By a cybernetic language I meant one in which systems concepts could be natively expressed, without too much cognitive shear or abstraction leakage. Feedback is one good example, (especially if there were a semantics for propagation delay and filtering), and I am not sure what the full implications are of what I am asking, this is exploritory to me.

Apropos feedback, some sort of best practices for designing self modifying / self adjusting systems seems desirable. That is, some set of rules to know whether, in a program, you are using reflection (self reference) in a way that increases or decreases the stability of the program. Stability, of course exists in multiple domains: the coherency and extensibility of the code base, the reliability of the running program, etc. - but the nature of cybernetics is exactly the ability to generalize across domains, and figuring out how far that generalization can go. Chances are that there are very similar rules for organizing interdependent complexity in a codebase so that it is not brittle (abstracting out a part of your code can simplify your code, or make it more complex), and designing the running application so that is not error-prone. Someone once described cybernetics to me as the art of defensible metaphors. We programmers seem to love metaphors, and misuse them constantly, and disastrously. So I wonder what can be applied to programming from cybernetics (and how close cybernetics can be to a semantics for programming).

see also PyDSTool

see also PyDSTool

You might be interested in

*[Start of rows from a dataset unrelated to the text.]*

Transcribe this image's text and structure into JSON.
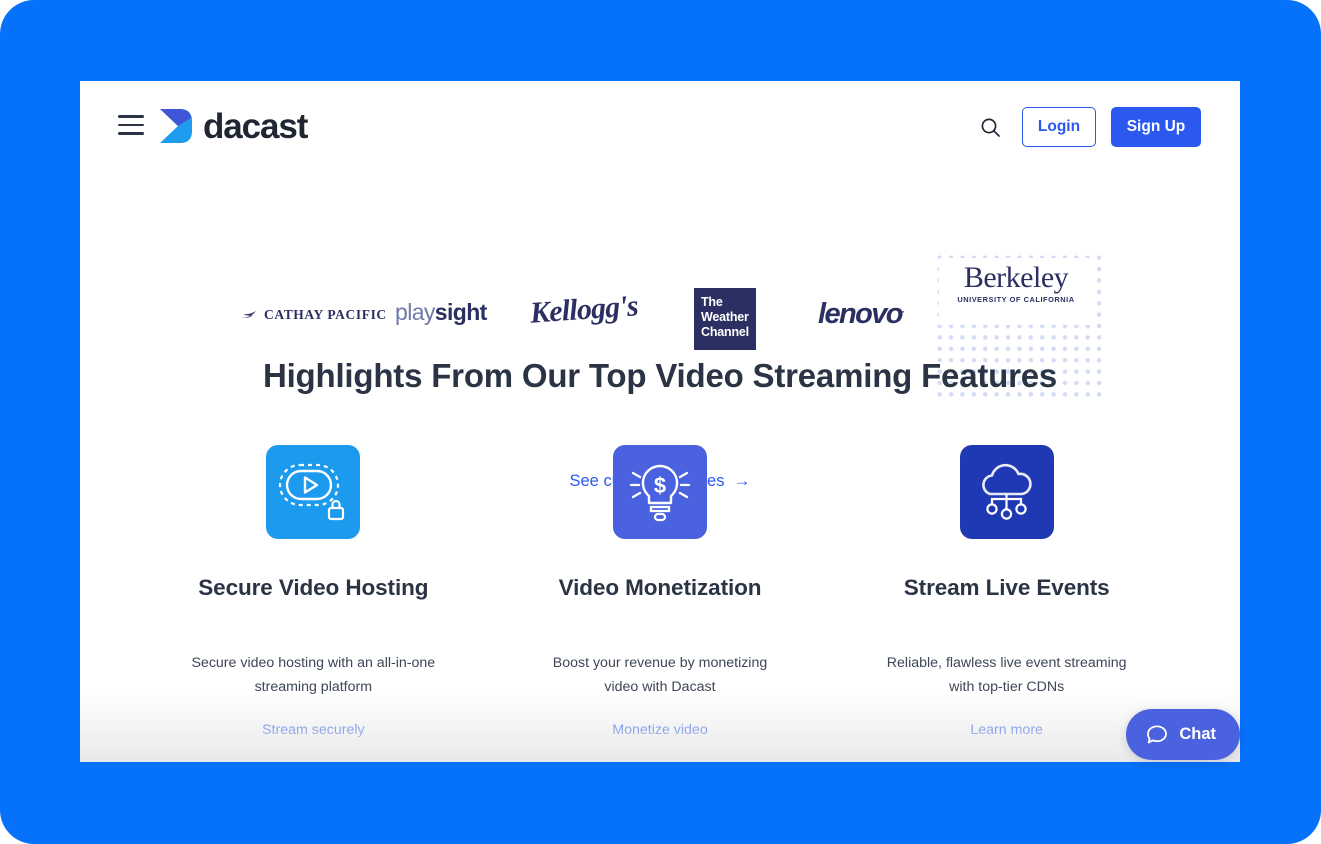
{
  "theme": {
    "page_bg": "#0671fb",
    "card_bg": "#ffffff",
    "brand_blue": "#2b59f0",
    "heading_color": "#2b3445",
    "logo_navy": "#2c2f62"
  },
  "header": {
    "menu_icon": "hamburger-icon",
    "logo_text": "dacast",
    "logo_mark_icon": "dacast-arrow-logo",
    "search_icon": "search-icon",
    "login_label": "Login",
    "signup_label": "Sign Up"
  },
  "logo_strip": {
    "logos": [
      {
        "name": "Cathay Pacific",
        "text": "CATHAY PACIFIC",
        "icon": "cathay-brushwing-icon"
      },
      {
        "name": "PlaySight",
        "text_light": "play",
        "text_bold": "sight"
      },
      {
        "name": "Kellogg's",
        "text": "Kellogg's"
      },
      {
        "name": "The Weather Channel",
        "line1": "The",
        "line2": "Weather",
        "line3": "Channel"
      },
      {
        "name": "Lenovo",
        "text": "lenovo",
        "mark": "."
      },
      {
        "name": "UC Berkeley",
        "text": "Berkeley",
        "subtext": "UNIVERSITY OF CALIFORNIA"
      }
    ],
    "stories_link": "See customer stories",
    "stories_arrow": "→"
  },
  "section": {
    "title": "Highlights From Our Top Video Streaming Features"
  },
  "features": [
    {
      "icon_name": "secure-video-play-lock-icon",
      "icon_bg": "#1c9aed",
      "title": "Secure Video Hosting",
      "description": "Secure video hosting with an all-in-one streaming platform",
      "cta": "Stream securely"
    },
    {
      "icon_name": "lightbulb-dollar-icon",
      "icon_bg": "#4a62e0",
      "title": "Video Monetization",
      "description": "Boost your revenue by monetizing video with Dacast",
      "cta": "Monetize video"
    },
    {
      "icon_name": "cloud-cdn-network-icon",
      "icon_bg": "#1f39b5",
      "title": "Stream Live Events",
      "description": "Reliable, flawless live event streaming with top-tier CDNs",
      "cta": "Learn more"
    }
  ],
  "chat_widget": {
    "label": "Chat",
    "icon_name": "chat-bubble-icon",
    "bg": "#4a62e0"
  }
}
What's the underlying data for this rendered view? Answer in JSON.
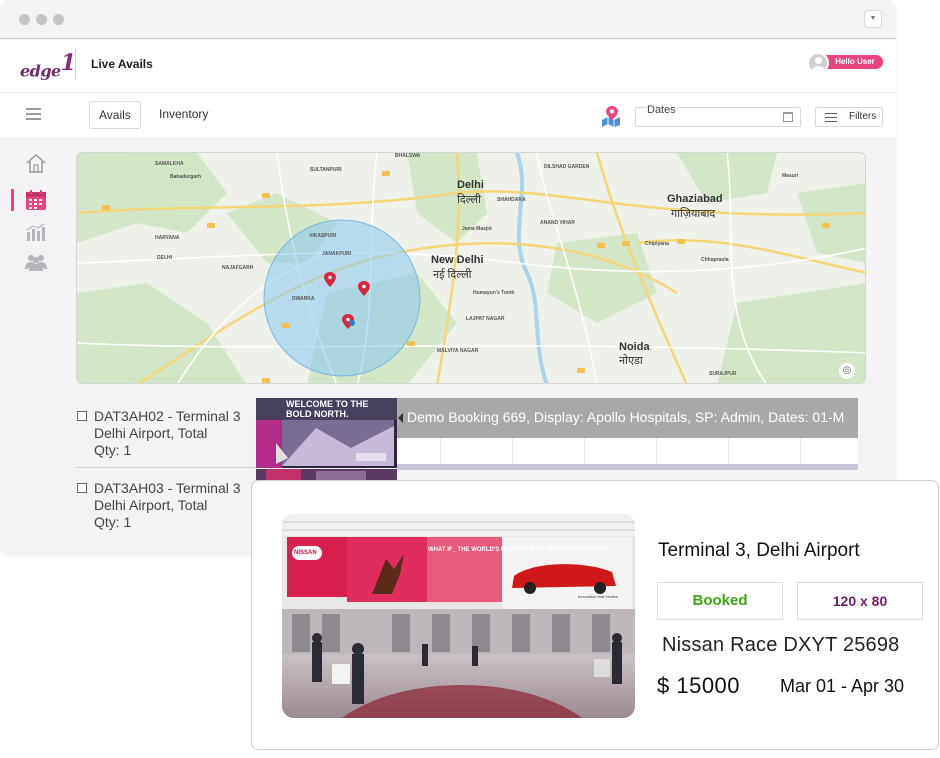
{
  "window": {
    "controls": [
      "close-dot",
      "minimize-dot",
      "maximize-dot"
    ]
  },
  "app": {
    "logo": "edge",
    "logo_mark": "1",
    "title": "Live Avails"
  },
  "user": {
    "greeting": "Hello User"
  },
  "toolbar": {
    "tabs": [
      {
        "label": "Avails",
        "active": true
      },
      {
        "label": "Inventory",
        "active": false
      }
    ],
    "dates_label": "Dates",
    "filters_label": "Filters"
  },
  "sidebar": {
    "items": [
      "home",
      "calendar",
      "reports",
      "users"
    ],
    "active": "calendar",
    "accent": "#e8457f"
  },
  "map": {
    "cities": [
      {
        "en": "Delhi",
        "local": "दिल्ली"
      },
      {
        "en": "New Delhi",
        "local": "नई दिल्ली"
      },
      {
        "en": "Ghaziabad",
        "local": "गाज़ियाबाद"
      },
      {
        "en": "Noida",
        "local": "नोएडा"
      }
    ],
    "places": [
      "SAMALKHA",
      "Bahadurgarh",
      "SULTANPURI",
      "BHALSWA",
      "DILSHAD GARDEN",
      "SHAHDARA",
      "ANAND VIHAR",
      "VIKASPURI",
      "JANAKPURI",
      "HARYANA",
      "DELHI",
      "NAJAFGARH",
      "DWARKA",
      "Jama Masjid",
      "Humayun's Tomb",
      "LAJPAT NAGAR",
      "MALVIYA NAGAR",
      "SURAJPUR",
      "Chhapraula",
      "Masuri",
      "Chipiyana"
    ],
    "marker_count": 3
  },
  "inventory": [
    {
      "code": "DAT3AH02 - Terminal 3",
      "location": "Delhi Airport, Total",
      "qty": "Qty: 1"
    },
    {
      "code": "DAT3AH03 - Terminal 3",
      "location": "Delhi Airport, Total",
      "qty": "Qty: 1"
    }
  ],
  "thumbnail_text": "WELCOME TO THE BOLD NORTH.",
  "booking": {
    "label": "Demo Booking 669, Display: Apollo Hospitals, SP: Admin, Dates: 01-M"
  },
  "detail": {
    "location": "Terminal 3, Delhi Airport",
    "status": "Booked",
    "status_color": "#3aa80f",
    "size": "120 x 80",
    "size_color": "#6b1f6b",
    "campaign": "Nissan Race DXYT 25698",
    "price": "$ 15000",
    "date_range": "Mar 01 - Apr 30",
    "photo_text": {
      "banner": "WHAT IF_ THE WORLD'S FASTEST MAN WENT EVEN FASTER?",
      "brand": "NISSAN",
      "tagline": "Innovation that excites"
    }
  }
}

You might be interested in System Dynamic, and one of the commercial implementations. I sometimes play around with vinsim. There is a free download along with a large library of worked out simulations including Forrester's famous simulation of the world. The system was actually invented by Jay W. Forrester, 1971, "World Dynamics" Cambridge MA. Wright-Allen press.

In my estimation this is one of the great DSL's of all time. The system automatically sets dynamic simulations based on graphical and data structure inputs.

Rather than solve the

Rather than solve the "soft-ware" crisis, I think it might be fun to go back to a time when there was no software crisis; heck there wasen't even any software. It was the cybernetic age. Nothing better characterizes cybernetics than analog computing. One of the links at the bottom explaines how to set up a problem on an analog computer. At the end the author simply says:

Analog computers are more than just fascinating relics – they are the last
reminescences of a wonderful technology and (way more important) they teach one
to think in a way completely different from the way one with a background in digital
processing is trained to follow.

Thinking the analog way will result in solutions which might never have been thought
of in a conventional digital environment.

Control systems design

It's probably worth noting that many ideas behind analog computing are still regularly used by control systems engineers (hardly surprising, since cybernetics and early control theory were closely associated). Of course, these days the control system is unlikely to be built out of op-amps. The more likely path is for the the control system to be designed and simulated using something like the Simulink visual toolset, and then converted into a digital implementation either by hand or via code generation. Simulink is, in that sense, yet another "cybernetics DSL", although it doesn't support the rich set of computational models that something like Ptolemy II makes available.